## EXTRACTED RECORDS

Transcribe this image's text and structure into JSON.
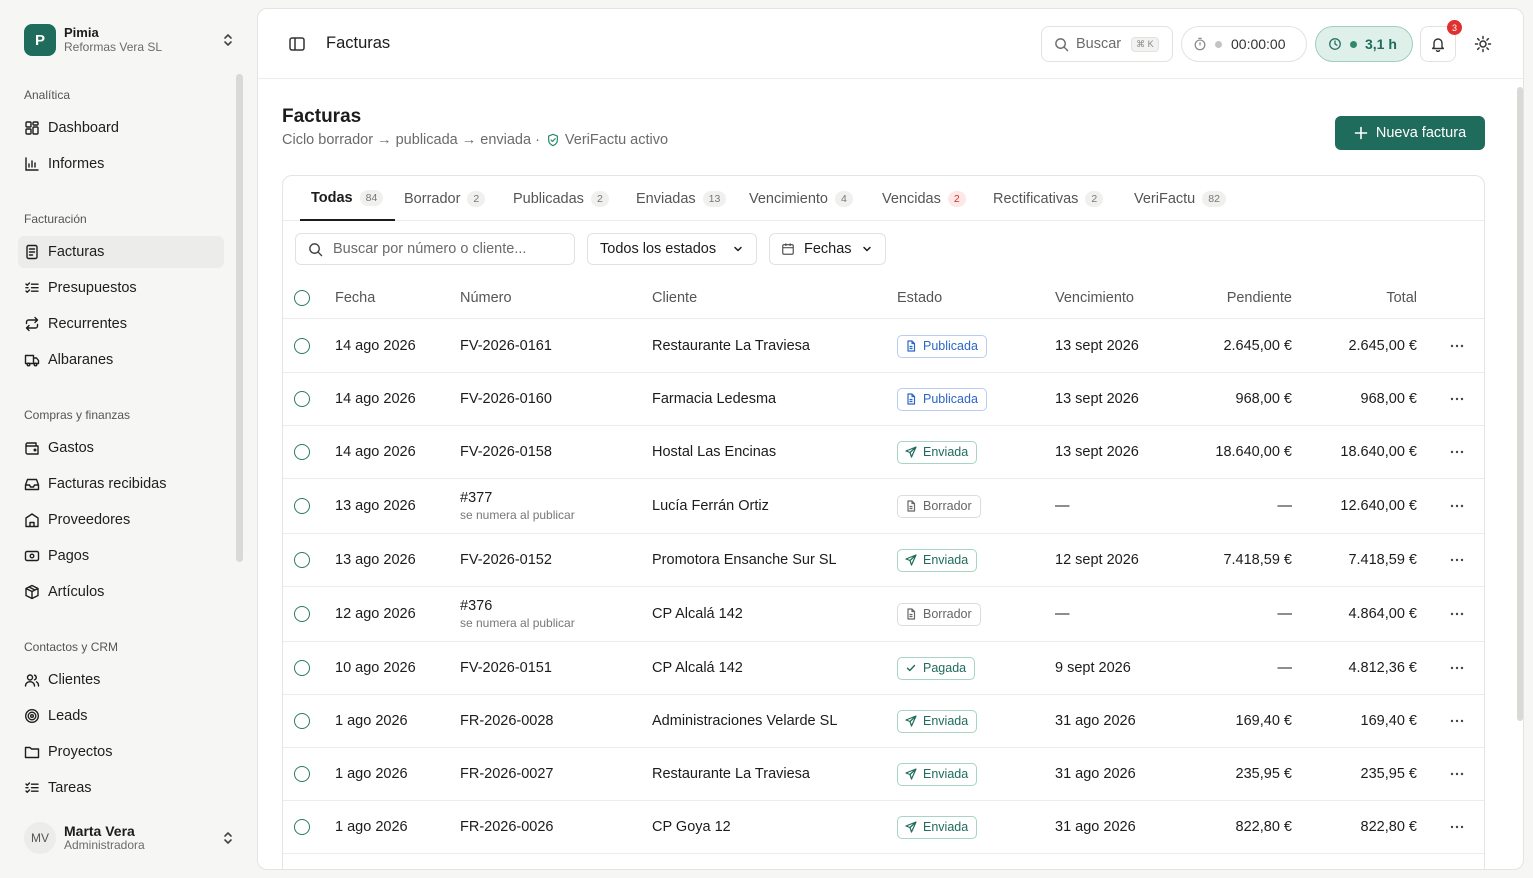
{
  "org": {
    "initial": "P",
    "name": "Pimia",
    "company": "Reformas Vera SL"
  },
  "nav": {
    "groups": [
      {
        "title": "Analítica"
      },
      {
        "title": "Facturación"
      },
      {
        "title": "Compras y finanzas"
      },
      {
        "title": "Contactos y CRM"
      }
    ],
    "items": [
      {
        "label": "Dashboard",
        "icon": "dashboard-icon"
      },
      {
        "label": "Informes",
        "icon": "chart-icon"
      },
      {
        "label": "Facturas",
        "icon": "document-icon",
        "active": true
      },
      {
        "label": "Presupuestos",
        "icon": "list-check-icon"
      },
      {
        "label": "Recurrentes",
        "icon": "repeat-icon"
      },
      {
        "label": "Albaranes",
        "icon": "truck-icon"
      },
      {
        "label": "Gastos",
        "icon": "wallet-icon"
      },
      {
        "label": "Facturas recibidas",
        "icon": "inbox-icon"
      },
      {
        "label": "Proveedores",
        "icon": "building-icon"
      },
      {
        "label": "Pagos",
        "icon": "bank-icon"
      },
      {
        "label": "Artículos",
        "icon": "package-icon"
      },
      {
        "label": "Clientes",
        "icon": "users-icon"
      },
      {
        "label": "Leads",
        "icon": "target-icon"
      },
      {
        "label": "Proyectos",
        "icon": "folder-icon"
      },
      {
        "label": "Tareas",
        "icon": "tasks-icon"
      }
    ]
  },
  "user": {
    "initials": "MV",
    "name": "Marta Vera",
    "role": "Administradora"
  },
  "topbar": {
    "title": "Facturas",
    "search_label": "Buscar",
    "search_kbd": "⌘ K",
    "timer": "00:00:00",
    "hours": "3,1 h",
    "notifications": "3"
  },
  "page": {
    "title": "Facturas",
    "subtitle": "Ciclo borrador → publicada → enviada ·",
    "verifactu": "VeriFactu activo",
    "new_button": "Nueva factura"
  },
  "tabs": [
    {
      "label": "Todas",
      "count": "84",
      "active": true
    },
    {
      "label": "Borrador",
      "count": "2"
    },
    {
      "label": "Publicadas",
      "count": "2"
    },
    {
      "label": "Enviadas",
      "count": "13"
    },
    {
      "label": "Vencimiento",
      "count": "4"
    },
    {
      "label": "Vencidas",
      "count": "2",
      "alert": true
    },
    {
      "label": "Rectificativas",
      "count": "2"
    },
    {
      "label": "VeriFactu",
      "count": "82"
    }
  ],
  "filters": {
    "search_placeholder": "Buscar por número o cliente...",
    "state": "Todos los estados",
    "dates": "Fechas"
  },
  "columns": {
    "fecha": "Fecha",
    "numero": "Número",
    "cliente": "Cliente",
    "estado": "Estado",
    "vencimiento": "Vencimiento",
    "pendiente": "Pendiente",
    "total": "Total"
  },
  "rows": [
    {
      "fecha": "14 ago 2026",
      "numero": "FV-2026-0161",
      "nota": "",
      "cliente": "Restaurante La Traviesa",
      "estado": "Publicada",
      "vencimiento": "13 sept 2026",
      "pendiente": "2.645,00 €",
      "total": "2.645,00 €"
    },
    {
      "fecha": "14 ago 2026",
      "numero": "FV-2026-0160",
      "nota": "",
      "cliente": "Farmacia Ledesma",
      "estado": "Publicada",
      "vencimiento": "13 sept 2026",
      "pendiente": "968,00 €",
      "total": "968,00 €"
    },
    {
      "fecha": "14 ago 2026",
      "numero": "FV-2026-0158",
      "nota": "",
      "cliente": "Hostal Las Encinas",
      "estado": "Enviada",
      "vencimiento": "13 sept 2026",
      "pendiente": "18.640,00 €",
      "total": "18.640,00 €"
    },
    {
      "fecha": "13 ago 2026",
      "numero": "#377",
      "nota": "se numera al publicar",
      "cliente": "Lucía Ferrán Ortiz",
      "estado": "Borrador",
      "vencimiento": "—",
      "pendiente": "—",
      "total": "12.640,00 €"
    },
    {
      "fecha": "13 ago 2026",
      "numero": "FV-2026-0152",
      "nota": "",
      "cliente": "Promotora Ensanche Sur SL",
      "estado": "Enviada",
      "vencimiento": "12 sept 2026",
      "pendiente": "7.418,59 €",
      "total": "7.418,59 €"
    },
    {
      "fecha": "12 ago 2026",
      "numero": "#376",
      "nota": "se numera al publicar",
      "cliente": "CP Alcalá 142",
      "estado": "Borrador",
      "vencimiento": "—",
      "pendiente": "—",
      "total": "4.864,00 €"
    },
    {
      "fecha": "10 ago 2026",
      "numero": "FV-2026-0151",
      "nota": "",
      "cliente": "CP Alcalá 142",
      "estado": "Pagada",
      "vencimiento": "9 sept 2026",
      "pendiente": "—",
      "total": "4.812,36 €"
    },
    {
      "fecha": "1 ago 2026",
      "numero": "FR-2026-0028",
      "nota": "",
      "cliente": "Administraciones Velarde SL",
      "estado": "Enviada",
      "vencimiento": "31 ago 2026",
      "pendiente": "169,40 €",
      "total": "169,40 €"
    },
    {
      "fecha": "1 ago 2026",
      "numero": "FR-2026-0027",
      "nota": "",
      "cliente": "Restaurante La Traviesa",
      "estado": "Enviada",
      "vencimiento": "31 ago 2026",
      "pendiente": "235,95 €",
      "total": "235,95 €"
    },
    {
      "fecha": "1 ago 2026",
      "numero": "FR-2026-0026",
      "nota": "",
      "cliente": "CP Goya 12",
      "estado": "Enviada",
      "vencimiento": "31 ago 2026",
      "pendiente": "822,80 €",
      "total": "822,80 €"
    }
  ],
  "colors": {
    "brand": "#1f6b5c",
    "publicada": "#2a66c8",
    "alert": "#e03131"
  }
}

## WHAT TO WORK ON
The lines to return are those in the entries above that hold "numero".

## REPLY
    "numero": "Número",
      "numero": "FV-2026-0161",
      "numero": "FV-2026-0160",
      "numero": "FV-2026-0158",
      "numero": "#377",
      "numero": "FV-2026-0152",
      "numero": "#376",
      "numero": "FV-2026-0151",
      "numero": "FR-2026-0028",
      "numero": "FR-2026-0027",
      "numero": "FR-2026-0026",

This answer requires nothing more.